The most common concrete buildings are houses - except in the United States. Americans don't build their homes of concrete. "But in the rest of the world," Moeller says, "it is expected that your house is going to be made out of concrete."
Well over 2,000 years ago, the Romans were using concrete to make aqueducts and a network of roads that ran for more than 5,300 miles. Today, most of the world's houses are made of concrete, although few of these homes are in America. But many Americans do work in concrete offices, partly because architects love shaping 'liquid stone' into a variety of beautiful, sturdy buildings. Below is a timeline of important dates in concrete.
300 BC-AD 476 Romans begin building with a natural cement based on volcanic ash. Animal fat, milk, and blood were added to mixtures to make them stronger. Many of these structures still exist.
1200-1500 The quality of concrete declines as people lose the technology to make good cement.
1779 Bry Higgins of Ireland patents his hydraulic cement, which can harden underwater, for plastering the outside of houses. Today, we call this stucco.
1848 Joseph Louis Lambot of France builds the first concrete-hulled boat.
1867 Frenchman Joseph Monier finds that wire reinforcement makes concrete stronger.
1889 The first bridge made of reinforced concrete is built in America.
1891 George Bartholomew builds America's first concrete street in Bellefontaine, Ohio. (It's still there!)
1908 Thomas Edison builds concrete houses (still standing) in Union, N.J.
1936 The world's largest concrete dams are built in America: the Hoover and Grand Coulee Dams.
October 2003 The Taipei 101 Tower in Taiwan, made of reinforced concrete, is declared to be the world's tallest building (1,667 ft.).

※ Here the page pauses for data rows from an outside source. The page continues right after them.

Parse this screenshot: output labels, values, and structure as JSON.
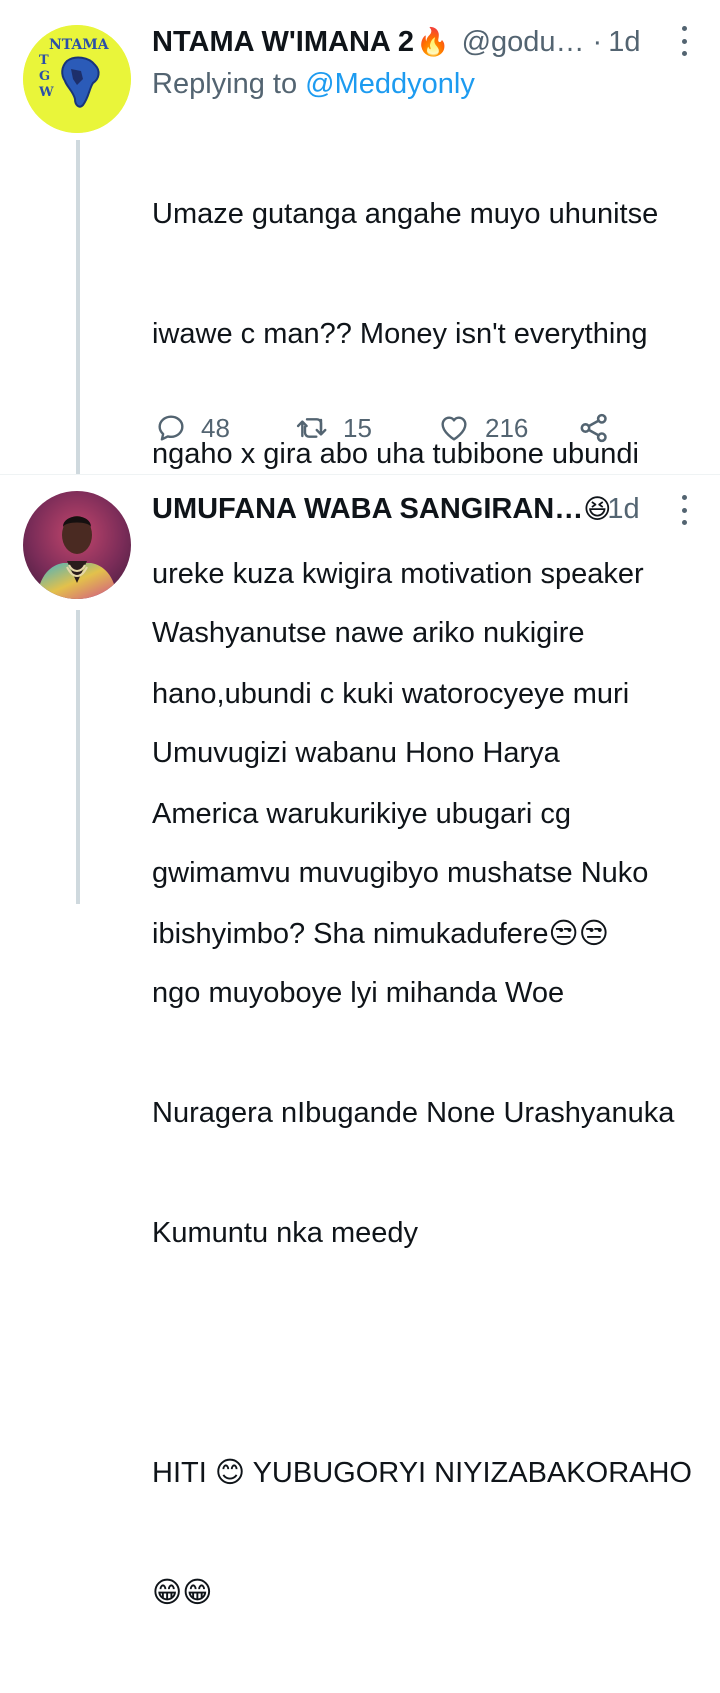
{
  "tweet1": {
    "name": "NTAMA W'IMANA 2",
    "name_emoji": "🔥",
    "handle": "@godu…",
    "dot": "·",
    "time": "1d",
    "replying_prefix": "Replying to",
    "replying_mention": "@Meddyonly",
    "avatar_text": {
      "top": "NTAMA",
      "left_col": "T G W"
    },
    "body_lines": [
      "Umaze gutanga angahe muyo uhunitse",
      "iwawe c man?? Money isn't everything",
      "ngaho x gira abo uha tubibone ubundi",
      "ureke kuza kwigira motivation speaker",
      "hano,ubundi c kuki watorocyeye muri",
      "America warukurikiye ubugari cg",
      "ibishyimbo? Sha nimukadufere😒😒"
    ],
    "reply_count": "48",
    "retweet_count": "15",
    "like_count": "216"
  },
  "tweet2": {
    "name": "UMUFANA WABA SANGIRAN…",
    "name_emoji": "😆",
    "time": "1d",
    "body_lines": [
      "Washyanutse nawe ariko nukigire",
      "Umuvugizi wabanu Hono Harya",
      "gwimamvu muvugibyo mushatse Nuko",
      "ngo muyoboye lyi mihanda Woe",
      "Nuragera nIbugande None Urashyanuka",
      "Kumuntu nka meedy",
      "",
      "HITI 😊 YUBUGORYI NIYIZABAKORAHO",
      "😁😁"
    ]
  },
  "icons": [
    "reply-icon",
    "retweet-icon",
    "like-icon",
    "share-icon",
    "more-icon"
  ],
  "colors": {
    "text": "#0f1419",
    "secondary": "#536471",
    "link": "#1d9bf0",
    "thread": "#cfd9de"
  }
}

Concrete isn't just for grown-ups. Here's how to make mini-concrete blocks you can use to build a doll house, a mini-skyscraper, or a fort for your toy soldiers. You'll need an adult's permission and help for this. Cover your work area with old newspapers and wear protective goggles and rubber gloves. Do not pour leftover cement down the drain!
• Bag of Quikrete cement mix (Note: It's fairly cheap at hardware stores, but it comes in big heavy bags.)
• Crisco shortening (or equivalent)
• Plastic ice cube tray
• Zipper-closure freezer bag, any size
• Rubber gloves
• Safety goggles
• 1/2 cup measure
• Tablespoon measure
1. Lightly coat the inside of the ice tray with Crisco. This will keep the concrete from sticking.
2. Wearing gloves and goggles, pour 1/2 cup of concrete mix and 5 teaspoons of water into the freezer bag.
3. Seal the bag. Mix the concrete by squishing the bag around. The chemical reaction will make the mix feel warm.
4. Snip off a corner of the bag and squeeze the concrete into the ice tray. (It's more fun to use your hands, but you must wear gloves if you do that.)
5. Let the blocks cure for at least three hours before you turn over the tray and gently pop them out.
You can stick the dried blocks together with white glue or a dab of wet concrete.
Source: American Society of Civil Engineers. Used with permission.
Cement: mixture of fine compounds, including ground limestone and sand, which harden when combined with water.
Concrete: building material of water-hardened cement, sand, and gravel.
Curing time: the amount of time it takes cement to completely harden.
Mortar: a paste of cement and sand used to hold building materials such as bricks or stone together
Tension: the force caused by stretching something.
Yard: unit of concrete measurement, shorthand for a cubic yard (3 feet high by 3 feet wide by 3 feet deep).